Thirty-seven Canterbury College students recently embarked on an eleven-day trip to South Africa expanding their experience and furthering their studies. The students from HND Applied Animal Science (AAS) and BSc (Hons) Biology and Wildlife Conservation (BWC) visited Kruger National Park, Somkhanda Game Reserve and Kosi Bay.
Kruger National Park is nearly two million hectares, making it roughly the size of Wales, it offers more species of wildlife than any other African game sanctuary and is part of plans to create a Great Limpopo Transfrontier Park between South Africa, Mozambique and Zimbabwe. The students took part in this section of the trip to gain insight into the current management aims and challenges of one of Africa’s largest wildlife areas, and to evaluate the roles of public and private conservation areas. The students also took part in a two-day game drive, observed cattle dipping and gained information on the Zulu nation.

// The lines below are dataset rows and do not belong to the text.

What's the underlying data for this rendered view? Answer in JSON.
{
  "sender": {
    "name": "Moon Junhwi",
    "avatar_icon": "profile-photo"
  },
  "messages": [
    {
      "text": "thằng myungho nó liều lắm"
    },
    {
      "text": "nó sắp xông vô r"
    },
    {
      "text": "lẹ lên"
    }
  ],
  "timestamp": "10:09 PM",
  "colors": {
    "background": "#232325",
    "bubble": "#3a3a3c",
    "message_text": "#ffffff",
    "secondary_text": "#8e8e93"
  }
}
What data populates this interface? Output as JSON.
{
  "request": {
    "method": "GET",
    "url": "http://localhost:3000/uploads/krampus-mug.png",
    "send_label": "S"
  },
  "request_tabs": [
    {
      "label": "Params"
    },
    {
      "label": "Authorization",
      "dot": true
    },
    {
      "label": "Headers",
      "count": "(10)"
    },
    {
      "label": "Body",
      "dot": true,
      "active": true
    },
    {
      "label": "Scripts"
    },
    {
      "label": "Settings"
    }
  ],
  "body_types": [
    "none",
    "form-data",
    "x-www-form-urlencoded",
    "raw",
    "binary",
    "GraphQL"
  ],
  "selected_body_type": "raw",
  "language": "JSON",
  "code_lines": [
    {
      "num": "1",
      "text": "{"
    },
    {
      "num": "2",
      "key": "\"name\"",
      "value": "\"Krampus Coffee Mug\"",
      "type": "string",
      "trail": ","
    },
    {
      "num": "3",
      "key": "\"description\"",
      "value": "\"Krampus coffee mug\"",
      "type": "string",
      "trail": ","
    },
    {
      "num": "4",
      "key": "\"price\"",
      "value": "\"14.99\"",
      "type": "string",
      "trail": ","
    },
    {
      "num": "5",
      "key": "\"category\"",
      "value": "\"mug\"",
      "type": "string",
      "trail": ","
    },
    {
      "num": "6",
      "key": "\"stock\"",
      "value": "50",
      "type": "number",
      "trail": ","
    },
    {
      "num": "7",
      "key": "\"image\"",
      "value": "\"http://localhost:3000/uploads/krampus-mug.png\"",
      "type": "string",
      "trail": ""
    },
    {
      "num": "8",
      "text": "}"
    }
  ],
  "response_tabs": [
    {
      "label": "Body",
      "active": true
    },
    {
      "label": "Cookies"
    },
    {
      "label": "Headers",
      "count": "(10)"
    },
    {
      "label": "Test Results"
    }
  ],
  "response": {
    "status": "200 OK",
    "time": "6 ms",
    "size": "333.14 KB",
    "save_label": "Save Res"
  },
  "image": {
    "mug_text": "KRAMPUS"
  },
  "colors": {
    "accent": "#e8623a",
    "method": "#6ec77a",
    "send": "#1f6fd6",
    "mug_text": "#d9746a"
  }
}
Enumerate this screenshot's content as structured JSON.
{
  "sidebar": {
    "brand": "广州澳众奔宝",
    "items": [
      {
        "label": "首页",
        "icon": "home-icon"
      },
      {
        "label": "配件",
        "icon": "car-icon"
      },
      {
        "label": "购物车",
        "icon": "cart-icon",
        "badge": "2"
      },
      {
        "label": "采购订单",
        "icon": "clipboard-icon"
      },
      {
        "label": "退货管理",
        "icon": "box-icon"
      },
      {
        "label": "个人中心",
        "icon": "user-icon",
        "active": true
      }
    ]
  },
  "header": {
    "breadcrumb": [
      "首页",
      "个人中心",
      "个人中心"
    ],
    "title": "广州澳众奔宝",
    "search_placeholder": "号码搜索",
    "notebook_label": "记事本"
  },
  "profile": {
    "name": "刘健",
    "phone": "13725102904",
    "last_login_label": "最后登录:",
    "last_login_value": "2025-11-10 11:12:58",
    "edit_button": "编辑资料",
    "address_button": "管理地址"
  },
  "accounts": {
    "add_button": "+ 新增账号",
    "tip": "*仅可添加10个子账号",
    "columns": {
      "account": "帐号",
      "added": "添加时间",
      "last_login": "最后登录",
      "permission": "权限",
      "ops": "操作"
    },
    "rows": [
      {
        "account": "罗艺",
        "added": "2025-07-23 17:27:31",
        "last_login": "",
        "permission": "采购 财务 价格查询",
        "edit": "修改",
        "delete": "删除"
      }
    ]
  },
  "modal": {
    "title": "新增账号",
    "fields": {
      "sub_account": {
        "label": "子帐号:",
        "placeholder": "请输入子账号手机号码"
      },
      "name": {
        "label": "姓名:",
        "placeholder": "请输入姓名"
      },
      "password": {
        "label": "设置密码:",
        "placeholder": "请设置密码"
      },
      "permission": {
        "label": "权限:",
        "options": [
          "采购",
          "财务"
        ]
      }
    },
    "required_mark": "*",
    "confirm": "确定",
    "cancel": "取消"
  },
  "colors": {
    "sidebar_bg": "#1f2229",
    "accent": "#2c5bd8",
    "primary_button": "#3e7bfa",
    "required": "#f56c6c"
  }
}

Stewart Pears, AAS student, said: “The trip was definitely a life changing experience. It was a complete break from what life is like in the UK.”

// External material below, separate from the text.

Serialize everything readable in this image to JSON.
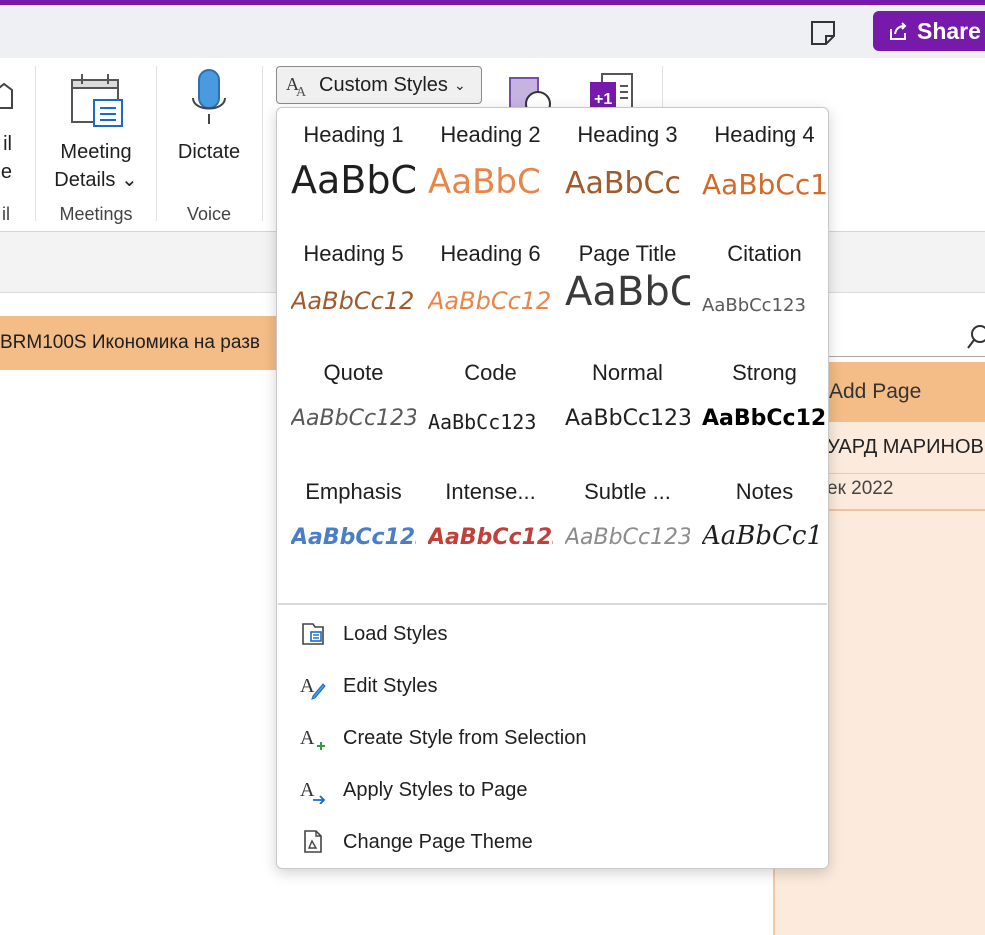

Robert Standen, student, said: “The trip changed my perspective on most things. After involving myself with the community I now appreciate what we have from an educational perspective. It was a really enriching experience.”
Somkhanda Game Reserve is run by both African Insight and Wildlands Conservation Trust – the third largest non-governmental organisation in South Africa that aims to provide sustainability. The land is owned by the Gumbi tribe as a result of a series of successful land claims. As this land supports the community, develops partnerships with stakeholders and holds value in its biodiversity the students were able to gain a lot from this part of the trip, including information on how wildlife can be a channel for economic development and social uplift. Students were given a demonstration on the use and importance of camera traps, how to track game and basic Bushveld ecology.
Maureen Collins, Programme Leader HE Animal Sciences, said: "They discovered how the hard – and often harsh – realities of conservation differed from their idealistic views held before the journey. Conservation is a hard-fought battleground of compromise between resources and hope. It was sometimes a rude but mostly an amazing awakening."
The final part of the trip included a visit to Kosi Bay. Situated close to the border of Mozambique, the bay is in fact a complex estuarine ecosystem containing four lakes fed by the Siyadla and Nswamanzi Rivers. The best bird watching opportunities in Southern Africa can also be found here. The students were able to take part in a turtle nesting night tour, a boat cruise on Lake Jozini, to explore the estuary by boat and to inspect ancient fish traps, which all furthered their knowledge of South African ecology.
Jane Whittington, BWC student, said: “It was incredible. I would recommend this trip to anyone. It has given me a new love for birds, we learnt loads about tracking and trees and the importance of responsible tourism was highlighted to us.”